Craft a Spear You’ll feel like Rambo for sure, once you’ve got a spear like this in your hands. Cut a branch about 3 to 6 feet (1–2 m) long, and tape your knife to it firmly. Presto! You have a spear for hunting, fishing, or defense.
Cuff ‘Em If someone is acting up during a survival emergency (read here: losing it), you can duct tape his hands together around a tree to prevent him from becoming a danger to himself or others. Behind the back is your best option.
Bandages Place a sterile dressing over your wound, and strap it in place with duct tape. Hopefully you’re not too hairy where you got injured, because the removal may not feel nice. Smaller strips of DT can also be snipped with scissors to create butterfly bandages, which are handy for closing lacerations.
Fix Anything One of the most common and important repairs in the wild is the repair of a cracked water bottle or a pierced hydration bladder. A strip of DT is the next best thing for an ailing water vessel. Just dry the surface before you try to tape your patch in place, as most forms of duct tape won’t stick to moisture. Other repair opportunities abound.
These tips, and 337 more survival skills, are in MacWelch’s new book Prepare For Anything. This latest Outdoor Life survival manual is available now on Amazon.
And if that’s not enough, you can:
Follow Tim on Twitter @timmacwelch
Take one of his survival classes at www.advancedsurvivaltraining.com

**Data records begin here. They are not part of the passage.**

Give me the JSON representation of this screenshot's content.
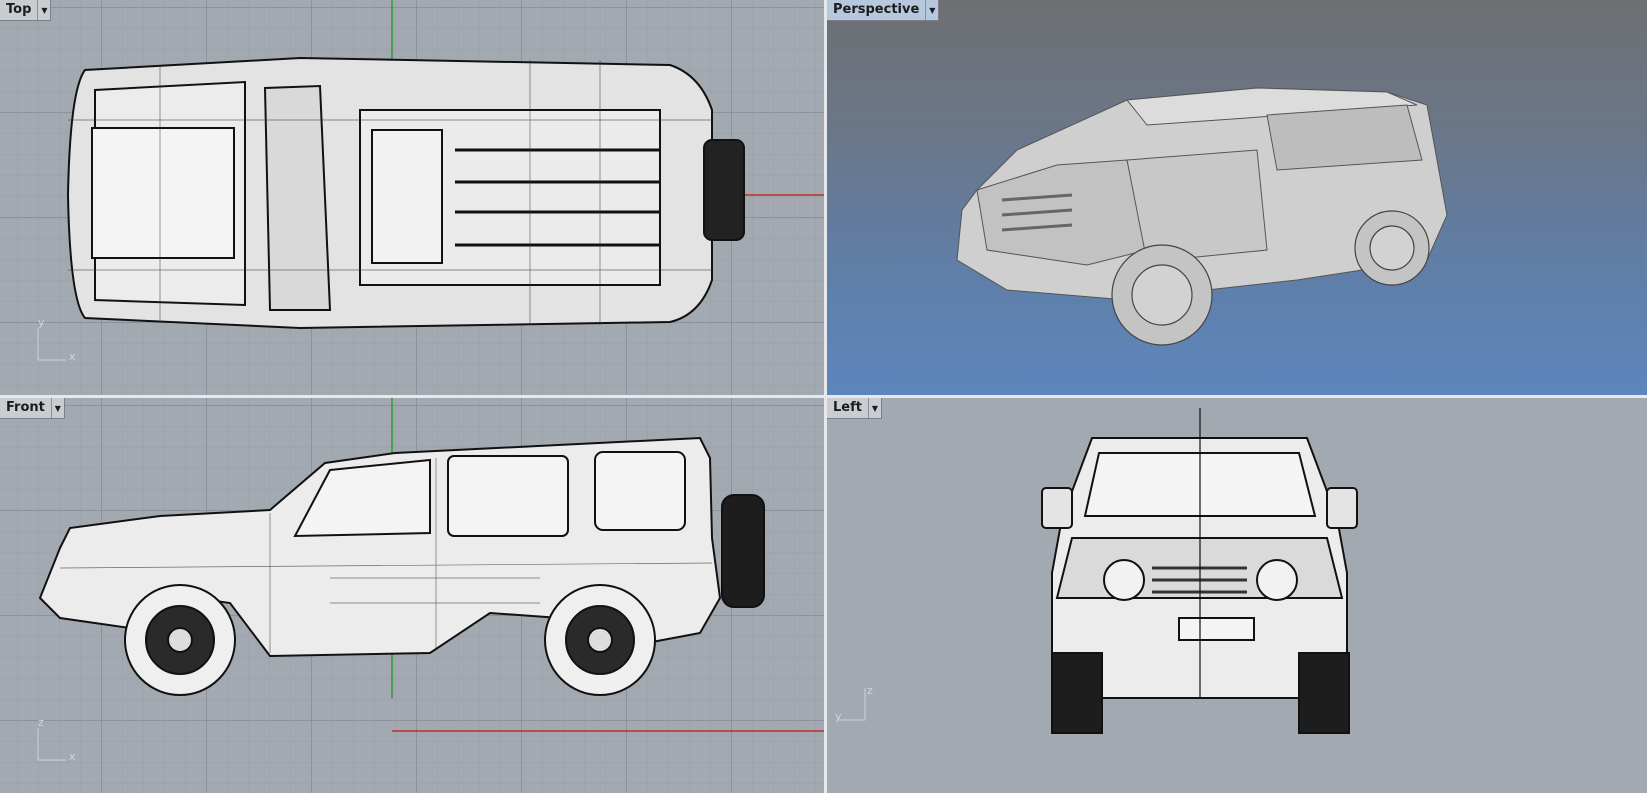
{
  "viewports": {
    "top": {
      "label": "Top",
      "axis_a": "y",
      "axis_b": "x"
    },
    "perspective": {
      "label": "Perspective"
    },
    "front": {
      "label": "Front",
      "axis_a": "z",
      "axis_b": "x"
    },
    "left": {
      "label": "Left",
      "axis_a": "z",
      "axis_b": "y"
    }
  },
  "icons": {
    "dropdown": "triangle-down-icon"
  },
  "colors": {
    "x_axis": "#c0302a",
    "y_axis": "#3aa13a",
    "active_tab": "#b6c7de",
    "grid_bg": "#a3a9b1"
  }
}
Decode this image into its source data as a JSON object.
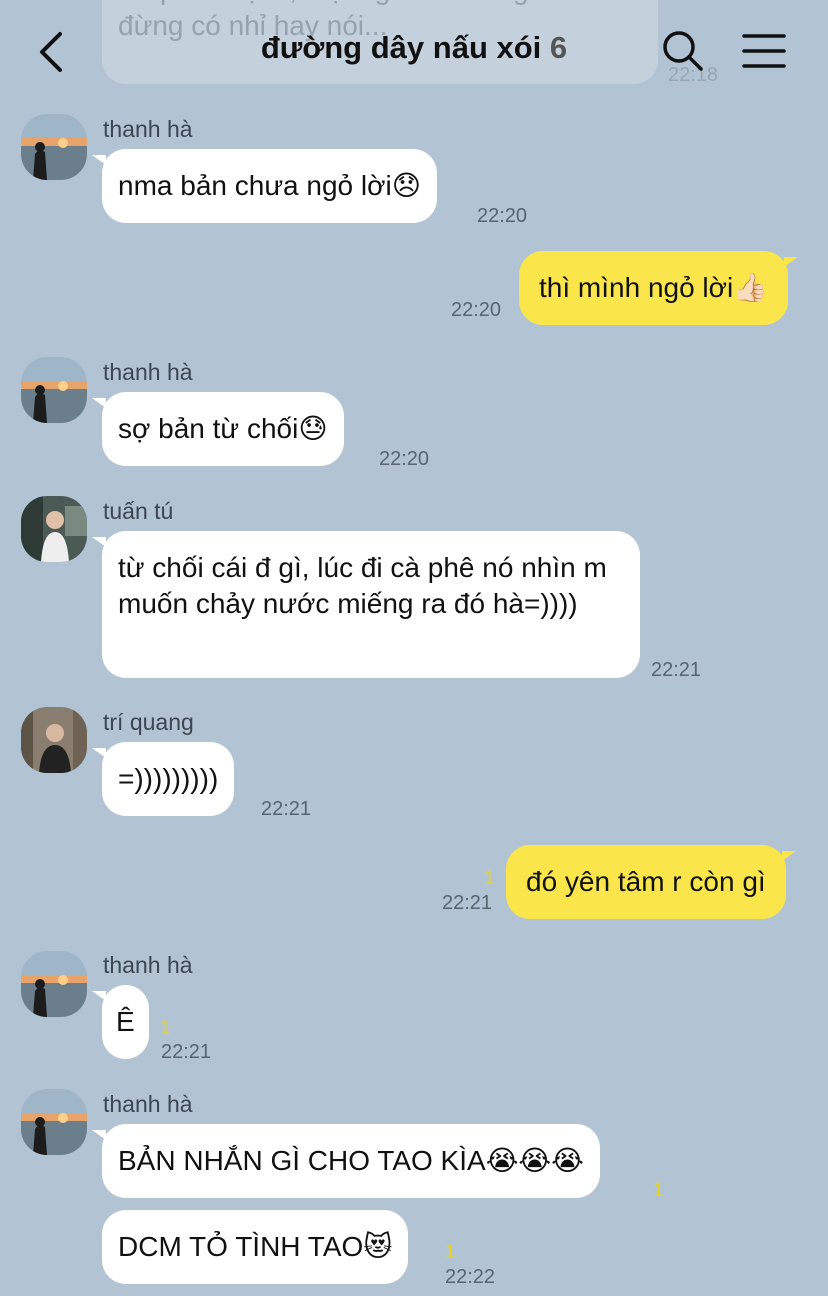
{
  "header": {
    "title": "đường dây nấu xói",
    "member_count": "6",
    "previous_message_line1": "dr quên mẹ đi, một ngta đi với ngkhác",
    "previous_message_line2": "đừng có nhỉ hay nói...",
    "previous_time": "22:18",
    "icons": {
      "back": "chevron-left-icon",
      "search": "search-icon",
      "menu": "hamburger-menu-icon"
    }
  },
  "colors": {
    "background": "#b2c4d4",
    "my_bubble": "#fae64b",
    "other_bubble": "#ffffff",
    "unread": "#e6d224"
  },
  "messages": [
    {
      "sender": "thanh hà",
      "text": "nma bản chưa ngỏ lời",
      "emoji": "😞",
      "time": "22:20"
    },
    {
      "sender": "me",
      "text": "thì mình ngỏ lời",
      "emoji": "👍🏻",
      "time": "22:20"
    },
    {
      "sender": "thanh hà",
      "text": "sợ bản từ chối",
      "emoji": "😓",
      "time": "22:20"
    },
    {
      "sender": "tuấn tú",
      "text": "từ chối cái đ gì, lúc đi cà phê nó nhìn m muốn chảy nước miếng ra đó hà=))))",
      "time": "22:21"
    },
    {
      "sender": "trí quang",
      "text": "=)))))))))",
      "time": "22:21"
    },
    {
      "sender": "me",
      "text": "đó yên tâm r còn gì",
      "unread": "1",
      "time": "22:21"
    },
    {
      "sender": "thanh hà",
      "text": "Ê",
      "unread": "1",
      "time": "22:21"
    },
    {
      "sender": "thanh hà",
      "text": "BẢN NHẮN GÌ CHO TAO KÌA",
      "emoji": "😭😭😭",
      "unread": "1"
    },
    {
      "sender": "thanh hà",
      "text": "DCM TỎ TÌNH TAO",
      "emoji": "😻",
      "unread": "1",
      "time": "22:22"
    }
  ]
}
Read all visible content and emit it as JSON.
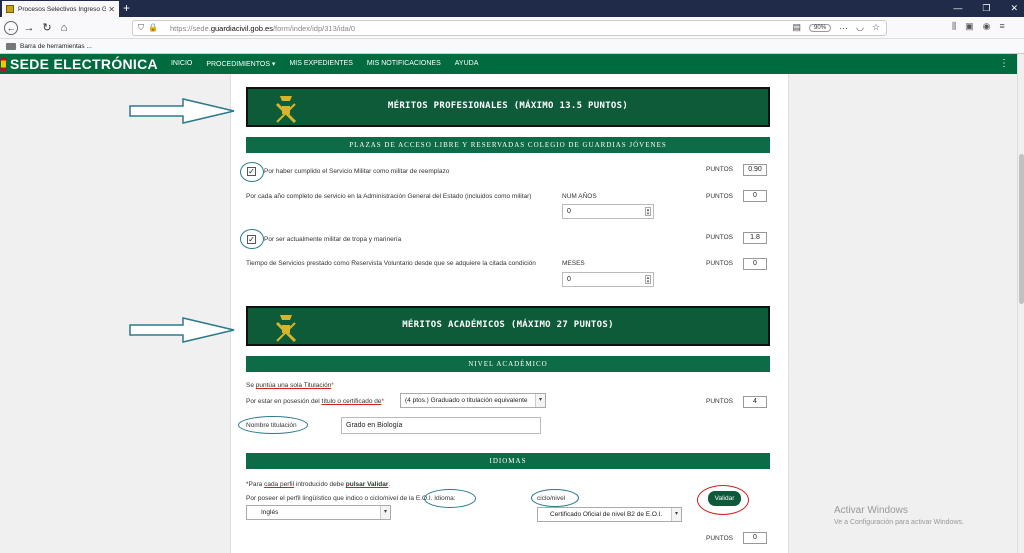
{
  "browser": {
    "tab_title": "Procesos Selectivos Ingreso GC",
    "url_prefix": "https://sede.",
    "url_host": "guardiacivil.gob.es",
    "url_path": "/form/index/idp/313/ida/0",
    "zoom": "90%",
    "bookmarks_label": "Barra de herramientas ..."
  },
  "site": {
    "brand": "SEDE ELECTRÓNICA",
    "menu": [
      "INICIO",
      "PROCEDIMIENTOS ▾",
      "MIS EXPEDIENTES",
      "MIS NOTIFICACIONES",
      "AYUDA"
    ]
  },
  "profesionales": {
    "title": "MÉRITOS PROFESIONALES (MÁXIMO 13.5 PUNTOS)",
    "subtitle": "PLAZAS DE ACCESO LIBRE Y RESERVADAS COLEGIO DE GUARDIAS JÓVENES",
    "servicio_militar": {
      "label": "Por haber cumplido el Servicio Militar como militar de reemplazo",
      "checked": "✓",
      "puntos_label": "PUNTOS",
      "puntos": "0.90"
    },
    "anios_servicio": {
      "label": "Por cada año completo de servicio en la Administración General del Estado (incluidos como militar)",
      "unit_label": "NUM AÑOS",
      "value": "0",
      "puntos_label": "PUNTOS",
      "puntos": "0"
    },
    "militar_tropa": {
      "label": "Por ser actualmente militar de tropa y marinería",
      "checked": "✓",
      "puntos_label": "PUNTOS",
      "puntos": "1.8"
    },
    "reservista": {
      "label": "Tiempo de Servicios prestado como Reservista Voluntario desde que se adquiere la citada condición",
      "unit_label": "MESES",
      "value": "0",
      "puntos_label": "PUNTOS",
      "puntos": "0"
    }
  },
  "academicos": {
    "title": "MÉRITOS ACADÉMICOS (MÁXIMO 27 PUNTOS)",
    "nivel_title": "NIVEL ACADÉMICO",
    "note_pre": "Se ",
    "note_u": "puntúa una sola Titulación",
    "note_post": "*",
    "posesion_pre": "Por estar en posesión del ",
    "posesion_u": "título o certificado de",
    "posesion_post": "*",
    "titulacion_select": "(4 ptos.) Graduado o titulación equivalente",
    "puntos_label": "PUNTOS",
    "puntos": "4",
    "nombre_label": "Nombre titulación",
    "nombre_value": "Grado en Biología"
  },
  "idiomas": {
    "title": "IDIOMAS",
    "note_a": "*Para ",
    "note_b": "cada perfil",
    "note_c": " introducido debe ",
    "note_d": "pulsar Validar",
    "note_e": ".",
    "perfil_label": "Por poseer el perfil lingüístico que indico o ciclo/nivel de la E.O.I. Idioma:",
    "idioma_select": "Inglés",
    "ciclo_label": "ciclo/nivel",
    "ciclo_select": "Certificado Oficial de nivel B2 de E.O.I.",
    "validar": "Validar",
    "puntos_label": "PUNTOS",
    "puntos": "0"
  },
  "watermark": {
    "title": "Activar Windows",
    "subtitle": "Ve a Configuración para activar Windows."
  }
}
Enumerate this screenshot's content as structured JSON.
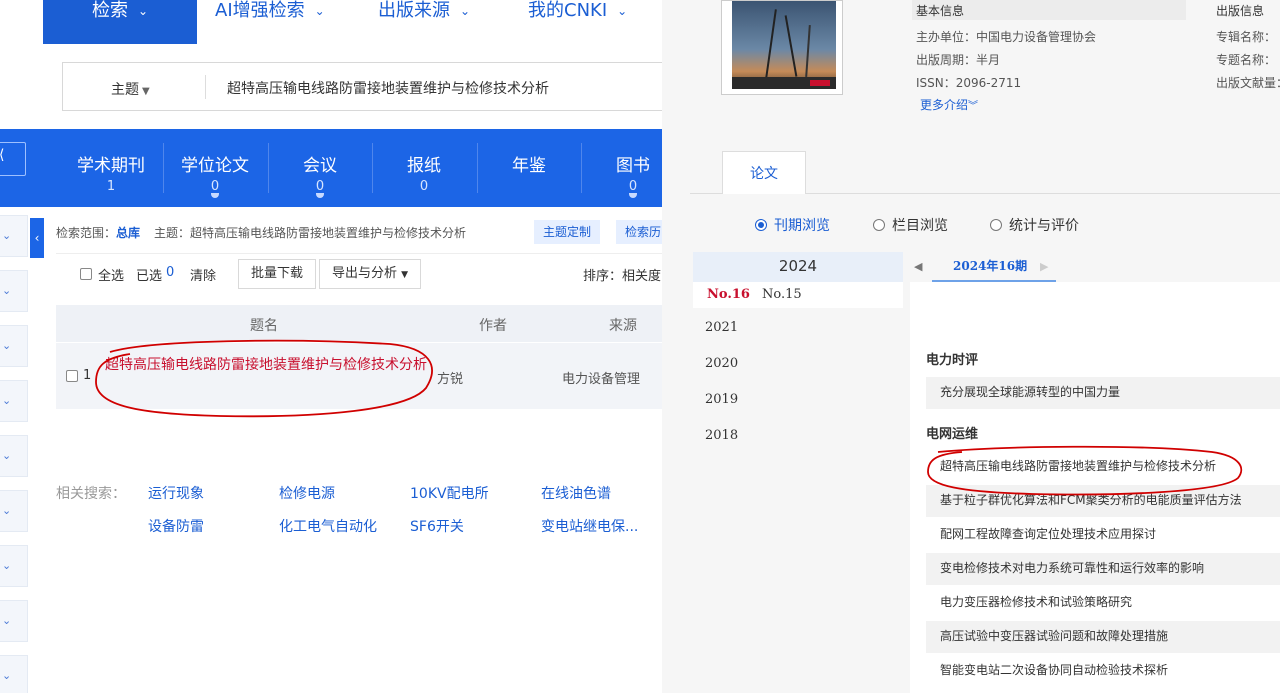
{
  "left": {
    "nav": [
      {
        "label": "检索",
        "active": true
      },
      {
        "label": "AI增强检索",
        "active": false
      },
      {
        "label": "出版来源",
        "active": false
      },
      {
        "label": "我的CNKI",
        "active": false
      }
    ],
    "search": {
      "field": "主题",
      "query": "超特高压输电线路防雷接地装置维护与检修技术分析"
    },
    "categories": [
      {
        "name": "学术期刊",
        "count": "1"
      },
      {
        "name": "学位论文",
        "count": "0"
      },
      {
        "name": "会议",
        "count": "0"
      },
      {
        "name": "报纸",
        "count": "0"
      },
      {
        "name": "年鉴",
        "count": ""
      },
      {
        "name": "图书",
        "count": "0"
      }
    ],
    "scope": {
      "label": "检索范围：",
      "db": "总库",
      "topic": "主题：超特高压输电线路防雷接地装置维护与检修技术分析",
      "btn_custom": "主题定制",
      "btn_history": "检索历"
    },
    "toolbar": {
      "select_all": "全选",
      "selected": "已选",
      "selected_count": "0",
      "clear": "清除",
      "batch_download": "批量下载",
      "export": "导出与分析",
      "sort": "排序：相关度"
    },
    "table": {
      "headers": {
        "title": "题名",
        "author": "作者",
        "source": "来源"
      },
      "rows": [
        {
          "num": "1",
          "title": "超特高压输电线路防雷接地装置维护与检修技术分析",
          "author": "方锐",
          "source": "电力设备管理"
        }
      ]
    },
    "related": {
      "label": "相关搜索：",
      "keywords": [
        "运行现象",
        "检修电源",
        "10KV配电所",
        "在线油色谱",
        "设备防雷",
        "化工电气自动化",
        "SF6开关",
        "变电站继电保..."
      ]
    }
  },
  "right": {
    "basic_info": {
      "heading": "基本信息",
      "sponsor": "主办单位：中国电力设备管理协会",
      "cycle": "出版周期：半月",
      "issn": "ISSN：2096-2711",
      "more": "更多介绍"
    },
    "pub_info": {
      "heading": "出版信息",
      "series": "专辑名称：",
      "topic": "专题名称：",
      "count": "出版文献量："
    },
    "tab": "论文",
    "radios": [
      {
        "label": "刊期浏览",
        "checked": true
      },
      {
        "label": "栏目浏览",
        "checked": false
      },
      {
        "label": "统计与评价",
        "checked": false
      }
    ],
    "year_current": "2024",
    "issues": [
      {
        "label": "No.16",
        "current": true
      },
      {
        "label": "No.15",
        "current": false
      }
    ],
    "years": [
      "2021",
      "2020",
      "2019",
      "2018"
    ],
    "issue_nav": {
      "prev": "◀",
      "current": "2024年16期",
      "next": "▶"
    },
    "sections": [
      {
        "name": "电力时评",
        "articles": [
          "充分展现全球能源转型的中国力量"
        ]
      },
      {
        "name": "电网运维",
        "articles": [
          "超特高压输电线路防雷接地装置维护与检修技术分析",
          "基于粒子群优化算法和FCM聚类分析的电能质量评估方法",
          "配网工程故障查询定位处理技术应用探讨",
          "变电检修技术对电力系统可靠性和运行效率的影响",
          "电力变压器检修技术和试验策略研究",
          "高压试验中变压器试验问题和故障处理措施",
          "智能变电站二次设备协同自动检验技术探析"
        ]
      }
    ]
  },
  "colors": {
    "brand_blue": "#1b5ed3",
    "category_bar": "#1c65e6",
    "highlight_red": "#c8102e",
    "annotation_red": "#d00000"
  }
}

and check out more of MacWelch’s outdoor skills and survival articles at Outdoor Life Magazine’s survival site, The Survivalist.